BEGIN Records provided

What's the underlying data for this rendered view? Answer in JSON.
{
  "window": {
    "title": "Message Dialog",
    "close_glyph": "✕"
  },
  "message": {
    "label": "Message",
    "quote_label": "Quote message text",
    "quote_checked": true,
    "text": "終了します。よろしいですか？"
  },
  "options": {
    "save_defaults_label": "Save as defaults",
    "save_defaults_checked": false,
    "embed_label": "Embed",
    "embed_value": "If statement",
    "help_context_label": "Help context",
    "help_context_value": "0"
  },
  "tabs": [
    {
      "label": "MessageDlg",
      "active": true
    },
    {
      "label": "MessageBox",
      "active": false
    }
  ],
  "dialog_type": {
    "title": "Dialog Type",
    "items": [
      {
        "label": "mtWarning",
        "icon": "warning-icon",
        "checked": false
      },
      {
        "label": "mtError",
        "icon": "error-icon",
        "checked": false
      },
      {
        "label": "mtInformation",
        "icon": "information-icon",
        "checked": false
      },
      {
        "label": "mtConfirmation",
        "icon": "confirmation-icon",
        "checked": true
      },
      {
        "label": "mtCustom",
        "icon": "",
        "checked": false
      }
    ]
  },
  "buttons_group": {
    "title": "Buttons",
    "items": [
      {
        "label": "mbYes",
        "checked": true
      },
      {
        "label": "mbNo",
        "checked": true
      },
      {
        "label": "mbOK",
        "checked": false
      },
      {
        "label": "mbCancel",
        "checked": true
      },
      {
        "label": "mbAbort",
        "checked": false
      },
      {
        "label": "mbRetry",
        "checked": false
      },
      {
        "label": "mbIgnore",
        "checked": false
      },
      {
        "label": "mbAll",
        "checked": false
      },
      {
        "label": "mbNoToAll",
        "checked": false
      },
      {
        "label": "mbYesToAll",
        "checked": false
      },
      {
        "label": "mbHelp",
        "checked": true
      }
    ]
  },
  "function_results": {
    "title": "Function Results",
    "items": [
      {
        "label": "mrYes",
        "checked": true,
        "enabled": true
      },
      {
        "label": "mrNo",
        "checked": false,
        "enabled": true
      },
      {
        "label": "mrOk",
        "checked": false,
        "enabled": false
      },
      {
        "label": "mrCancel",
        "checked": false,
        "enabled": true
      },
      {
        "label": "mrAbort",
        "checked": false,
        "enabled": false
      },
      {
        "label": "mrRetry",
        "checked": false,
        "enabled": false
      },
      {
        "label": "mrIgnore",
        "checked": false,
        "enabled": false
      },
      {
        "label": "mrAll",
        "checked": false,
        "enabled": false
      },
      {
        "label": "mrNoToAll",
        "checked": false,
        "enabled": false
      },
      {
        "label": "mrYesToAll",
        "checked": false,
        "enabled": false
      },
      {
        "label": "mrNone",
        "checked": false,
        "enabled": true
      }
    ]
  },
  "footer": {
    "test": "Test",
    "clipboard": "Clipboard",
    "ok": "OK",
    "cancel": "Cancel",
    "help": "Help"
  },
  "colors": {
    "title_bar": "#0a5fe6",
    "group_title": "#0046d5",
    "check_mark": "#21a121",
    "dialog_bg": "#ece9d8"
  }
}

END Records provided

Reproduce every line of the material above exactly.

• _Exercise solution_
What's the underlying data for this rendered view? Answer in JSON.
{
  "window": {
    "title": "Message Dialog",
    "close_glyph": "✕"
  },
  "message": {
    "label": "Message",
    "quote_label": "Quote message text",
    "quote_checked": true,
    "text": "終了します。よろしいですか？"
  },
  "options": {
    "save_defaults_label": "Save as defaults",
    "save_defaults_checked": false,
    "embed_label": "Embed",
    "embed_value": "If statement",
    "help_context_label": "Help context",
    "help_context_value": "0"
  },
  "tabs": [
    {
      "label": "MessageDlg",
      "active": true
    },
    {
      "label": "MessageBox",
      "active": false
    }
  ],
  "dialog_type": {
    "title": "Dialog Type",
    "items": [
      {
        "label": "mtWarning",
        "icon": "warning-icon",
        "checked": false
      },
      {
        "label": "mtError",
        "icon": "error-icon",
        "checked": false
      },
      {
        "label": "mtInformation",
        "icon": "information-icon",
        "checked": false
      },
      {
        "label": "mtConfirmation",
        "icon": "confirmation-icon",
        "checked": true
      },
      {
        "label": "mtCustom",
        "icon": "",
        "checked": false
      }
    ]
  },
  "buttons_group": {
    "title": "Buttons",
    "items": [
      {
        "label": "mbYes",
        "checked": true
      },
      {
        "label": "mbNo",
        "checked": true
      },
      {
        "label": "mbOK",
        "checked": false
      },
      {
        "label": "mbCancel",
        "checked": true
      },
      {
        "label": "mbAbort",
        "checked": false
      },
      {
        "label": "mbRetry",
        "checked": false
      },
      {
        "label": "mbIgnore",
        "checked": false
      },
      {
        "label": "mbAll",
        "checked": false
      },
      {
        "label": "mbNoToAll",
        "checked": false
      },
      {
        "label": "mbYesToAll",
        "checked": false
      },
      {
        "label": "mbHelp",
        "checked": true
      }
    ]
  },
  "function_results": {
    "title": "Function Results",
    "items": [
      {
        "label": "mrYes",
        "checked": true,
        "enabled": true
      },
      {
        "label": "mrNo",
        "checked": false,
        "enabled": true
      },
      {
        "label": "mrOk",
        "checked": false,
        "enabled": false
      },
      {
        "label": "mrCancel",
        "checked": false,
        "enabled": true
      },
      {
        "label": "mrAbort",
        "checked": false,
        "enabled": false
      },
      {
        "label": "mrRetry",
        "checked": false,
        "enabled": false
      },
      {
        "label": "mrIgnore",
        "checked": false,
        "enabled": false
      },
      {
        "label": "mrAll",
        "checked": false,
        "enabled": false
      },
      {
        "label": "mrNoToAll",
        "checked": false,
        "enabled": false
      },
      {
        "label": "mrYesToAll",
        "checked": false,
        "enabled": false
      },
      {
        "label": "mrNone",
        "checked": false,
        "enabled": true
      }
    ]
  },
  "footer": {
    "test": "Test",
    "clipboard": "Clipboard",
    "ok": "OK",
    "cancel": "Cancel",
    "help": "Help"
  },
  "colors": {
    "title_bar": "#0a5fe6",
    "group_title": "#0046d5",
    "check_mark": "#21a121",
    "dialog_bg": "#ece9d8"
  }
}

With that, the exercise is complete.